» **What you should do**
Return the whole listing exactly as written.

▶

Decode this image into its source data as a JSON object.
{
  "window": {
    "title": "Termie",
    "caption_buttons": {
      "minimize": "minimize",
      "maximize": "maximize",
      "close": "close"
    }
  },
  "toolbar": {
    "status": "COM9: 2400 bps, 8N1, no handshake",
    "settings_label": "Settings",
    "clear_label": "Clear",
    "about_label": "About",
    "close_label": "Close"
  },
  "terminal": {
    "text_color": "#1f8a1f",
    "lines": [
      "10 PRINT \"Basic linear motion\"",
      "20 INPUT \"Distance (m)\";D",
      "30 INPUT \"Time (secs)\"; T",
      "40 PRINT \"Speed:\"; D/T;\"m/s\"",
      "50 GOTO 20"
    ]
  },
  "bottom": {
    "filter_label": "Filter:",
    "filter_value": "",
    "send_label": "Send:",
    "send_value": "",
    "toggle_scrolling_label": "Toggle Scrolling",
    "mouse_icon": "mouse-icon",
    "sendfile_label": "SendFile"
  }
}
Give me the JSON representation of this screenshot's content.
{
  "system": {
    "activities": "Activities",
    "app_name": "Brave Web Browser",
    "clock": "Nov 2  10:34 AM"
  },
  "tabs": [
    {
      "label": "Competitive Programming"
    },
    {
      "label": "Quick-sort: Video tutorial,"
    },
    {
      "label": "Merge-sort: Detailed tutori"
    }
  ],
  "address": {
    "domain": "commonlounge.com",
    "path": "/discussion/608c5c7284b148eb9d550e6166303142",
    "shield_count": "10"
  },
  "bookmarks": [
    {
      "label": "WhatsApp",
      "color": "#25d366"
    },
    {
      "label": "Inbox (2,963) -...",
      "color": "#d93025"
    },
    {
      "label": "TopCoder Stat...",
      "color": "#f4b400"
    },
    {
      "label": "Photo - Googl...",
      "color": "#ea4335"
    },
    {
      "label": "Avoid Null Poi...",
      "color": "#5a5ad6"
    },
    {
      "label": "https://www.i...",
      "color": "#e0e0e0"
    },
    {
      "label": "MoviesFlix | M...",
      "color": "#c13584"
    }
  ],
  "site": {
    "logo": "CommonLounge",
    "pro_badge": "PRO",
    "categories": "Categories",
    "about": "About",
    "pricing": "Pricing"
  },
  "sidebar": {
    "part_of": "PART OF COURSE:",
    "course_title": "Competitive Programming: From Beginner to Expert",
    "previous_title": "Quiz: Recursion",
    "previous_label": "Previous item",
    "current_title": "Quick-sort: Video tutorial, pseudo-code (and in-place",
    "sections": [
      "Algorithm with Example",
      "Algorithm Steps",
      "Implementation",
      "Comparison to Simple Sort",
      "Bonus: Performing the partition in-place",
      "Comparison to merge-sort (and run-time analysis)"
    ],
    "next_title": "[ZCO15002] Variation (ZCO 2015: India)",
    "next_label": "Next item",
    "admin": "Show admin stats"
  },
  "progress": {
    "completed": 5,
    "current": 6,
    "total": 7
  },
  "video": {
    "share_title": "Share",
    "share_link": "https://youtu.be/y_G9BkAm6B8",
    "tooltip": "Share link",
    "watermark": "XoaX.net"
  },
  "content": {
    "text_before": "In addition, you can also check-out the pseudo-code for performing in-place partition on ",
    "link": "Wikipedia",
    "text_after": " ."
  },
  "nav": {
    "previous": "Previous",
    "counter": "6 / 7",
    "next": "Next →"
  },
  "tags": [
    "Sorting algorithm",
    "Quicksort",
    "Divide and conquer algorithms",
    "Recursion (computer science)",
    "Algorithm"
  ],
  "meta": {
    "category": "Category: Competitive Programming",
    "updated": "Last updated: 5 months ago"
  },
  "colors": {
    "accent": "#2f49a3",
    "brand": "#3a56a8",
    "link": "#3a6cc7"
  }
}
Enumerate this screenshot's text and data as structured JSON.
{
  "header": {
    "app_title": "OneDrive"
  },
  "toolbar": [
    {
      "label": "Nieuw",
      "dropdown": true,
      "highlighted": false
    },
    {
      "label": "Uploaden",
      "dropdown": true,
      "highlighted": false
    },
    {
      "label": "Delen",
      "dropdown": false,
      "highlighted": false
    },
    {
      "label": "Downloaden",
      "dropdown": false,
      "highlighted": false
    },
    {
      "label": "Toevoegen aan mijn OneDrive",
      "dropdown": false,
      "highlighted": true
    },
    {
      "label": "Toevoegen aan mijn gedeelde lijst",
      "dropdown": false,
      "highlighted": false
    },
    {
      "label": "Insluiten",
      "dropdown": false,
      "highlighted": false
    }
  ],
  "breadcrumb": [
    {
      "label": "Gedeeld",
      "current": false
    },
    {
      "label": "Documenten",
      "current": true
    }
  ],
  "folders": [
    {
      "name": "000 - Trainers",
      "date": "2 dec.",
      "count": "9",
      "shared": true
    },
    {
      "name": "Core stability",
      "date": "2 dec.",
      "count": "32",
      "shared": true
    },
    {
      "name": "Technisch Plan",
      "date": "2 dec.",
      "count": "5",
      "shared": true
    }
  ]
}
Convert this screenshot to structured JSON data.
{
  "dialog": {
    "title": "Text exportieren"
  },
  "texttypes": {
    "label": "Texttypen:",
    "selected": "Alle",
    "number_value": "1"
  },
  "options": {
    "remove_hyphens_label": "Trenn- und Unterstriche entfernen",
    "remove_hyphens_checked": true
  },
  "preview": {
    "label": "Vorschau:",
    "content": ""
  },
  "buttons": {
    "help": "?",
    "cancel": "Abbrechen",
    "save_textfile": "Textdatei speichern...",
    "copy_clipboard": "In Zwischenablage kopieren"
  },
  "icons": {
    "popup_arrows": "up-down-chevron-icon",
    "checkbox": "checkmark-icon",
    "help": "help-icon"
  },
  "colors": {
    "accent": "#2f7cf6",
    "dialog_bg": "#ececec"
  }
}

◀

» **Solution for this exercise**
Decode this image into its source data as a JSON object.
{
  "window": {
    "title": "Termie",
    "caption_buttons": {
      "minimize": "minimize",
      "maximize": "maximize",
      "close": "close"
    }
  },
  "toolbar": {
    "status": "COM9: 2400 bps, 8N1, no handshake",
    "settings_label": "Settings",
    "clear_label": "Clear",
    "about_label": "About",
    "close_label": "Close"
  },
  "terminal": {
    "text_color": "#1f8a1f",
    "lines": [
      "10 PRINT \"Basic linear motion\"",
      "20 INPUT \"Distance (m)\";D",
      "30 INPUT \"Time (secs)\"; T",
      "40 PRINT \"Speed:\"; D/T;\"m/s\"",
      "50 GOTO 20"
    ]
  },
  "bottom": {
    "filter_label": "Filter:",
    "filter_value": "",
    "send_label": "Send:",
    "send_value": "",
    "toggle_scrolling_label": "Toggle Scrolling",
    "mouse_icon": "mouse-icon",
    "sendfile_label": "SendFile"
  }
}
Give me the JSON representation of this screenshot's content.
{
  "system": {
    "activities": "Activities",
    "app_name": "Brave Web Browser",
    "clock": "Nov 2  10:34 AM"
  },
  "tabs": [
    {
      "label": "Competitive Programming"
    },
    {
      "label": "Quick-sort: Video tutorial,"
    },
    {
      "label": "Merge-sort: Detailed tutori"
    }
  ],
  "address": {
    "domain": "commonlounge.com",
    "path": "/discussion/608c5c7284b148eb9d550e6166303142",
    "shield_count": "10"
  },
  "bookmarks": [
    {
      "label": "WhatsApp",
      "color": "#25d366"
    },
    {
      "label": "Inbox (2,963) -...",
      "color": "#d93025"
    },
    {
      "label": "TopCoder Stat...",
      "color": "#f4b400"
    },
    {
      "label": "Photo - Googl...",
      "color": "#ea4335"
    },
    {
      "label": "Avoid Null Poi...",
      "color": "#5a5ad6"
    },
    {
      "label": "https://www.i...",
      "color": "#e0e0e0"
    },
    {
      "label": "MoviesFlix | M...",
      "color": "#c13584"
    }
  ],
  "site": {
    "logo": "CommonLounge",
    "pro_badge": "PRO",
    "categories": "Categories",
    "about": "About",
    "pricing": "Pricing"
  },
  "sidebar": {
    "part_of": "PART OF COURSE:",
    "course_title": "Competitive Programming: From Beginner to Expert",
    "previous_title": "Quiz: Recursion",
    "previous_label": "Previous item",
    "current_title": "Quick-sort: Video tutorial, pseudo-code (and in-place",
    "sections": [
      "Algorithm with Example",
      "Algorithm Steps",
      "Implementation",
      "Comparison to Simple Sort",
      "Bonus: Performing the partition in-place",
      "Comparison to merge-sort (and run-time analysis)"
    ],
    "next_title": "[ZCO15002] Variation (ZCO 2015: India)",
    "next_label": "Next item",
    "admin": "Show admin stats"
  },
  "progress": {
    "completed": 5,
    "current": 6,
    "total": 7
  },
  "video": {
    "share_title": "Share",
    "share_link": "https://youtu.be/y_G9BkAm6B8",
    "tooltip": "Share link",
    "watermark": "XoaX.net"
  },
  "content": {
    "text_before": "In addition, you can also check-out the pseudo-code for performing in-place partition on ",
    "link": "Wikipedia",
    "text_after": " ."
  },
  "nav": {
    "previous": "Previous",
    "counter": "6 / 7",
    "next": "Next →"
  },
  "tags": [
    "Sorting algorithm",
    "Quicksort",
    "Divide and conquer algorithms",
    "Recursion (computer science)",
    "Algorithm"
  ],
  "meta": {
    "category": "Category: Competitive Programming",
    "updated": "Last updated: 5 months ago"
  },
  "colors": {
    "accent": "#2f49a3",
    "brand": "#3a56a8",
    "link": "#3a6cc7"
  }
}
Enumerate this screenshot's text and data as structured JSON.
{
  "header": {
    "app_title": "OneDrive"
  },
  "toolbar": [
    {
      "label": "Nieuw",
      "dropdown": true,
      "highlighted": false
    },
    {
      "label": "Uploaden",
      "dropdown": true,
      "highlighted": false
    },
    {
      "label": "Delen",
      "dropdown": false,
      "highlighted": false
    },
    {
      "label": "Downloaden",
      "dropdown": false,
      "highlighted": false
    },
    {
      "label": "Toevoegen aan mijn OneDrive",
      "dropdown": false,
      "highlighted": true
    },
    {
      "label": "Toevoegen aan mijn gedeelde lijst",
      "dropdown": false,
      "highlighted": false
    },
    {
      "label": "Insluiten",
      "dropdown": false,
      "highlighted": false
    }
  ],
  "breadcrumb": [
    {
      "label": "Gedeeld",
      "current": false
    },
    {
      "label": "Documenten",
      "current": true
    }
  ],
  "folders": [
    {
      "name": "000 - Trainers",
      "date": "2 dec.",
      "count": "9",
      "shared": true
    },
    {
      "name": "Core stability",
      "date": "2 dec.",
      "count": "32",
      "shared": true
    },
    {
      "name": "Technisch Plan",
      "date": "2 dec.",
      "count": "5",
      "shared": true
    }
  ]
}
Convert this screenshot to structured JSON data.
{
  "dialog": {
    "title": "Text exportieren"
  },
  "texttypes": {
    "label": "Texttypen:",
    "selected": "Alle",
    "number_value": "1"
  },
  "options": {
    "remove_hyphens_label": "Trenn- und Unterstriche entfernen",
    "remove_hyphens_checked": true
  },
  "preview": {
    "label": "Vorschau:",
    "content": ""
  },
  "buttons": {
    "help": "?",
    "cancel": "Abbrechen",
    "save_textfile": "Textdatei speichern...",
    "copy_clipboard": "In Zwischenablage kopieren"
  },
  "icons": {
    "popup_arrows": "up-down-chevron-icon",
    "checkbox": "checkmark-icon",
    "help": "help-icon"
  },
  "colors": {
    "accent": "#2f7cf6",
    "dialog_bg": "#ececec"
  }
}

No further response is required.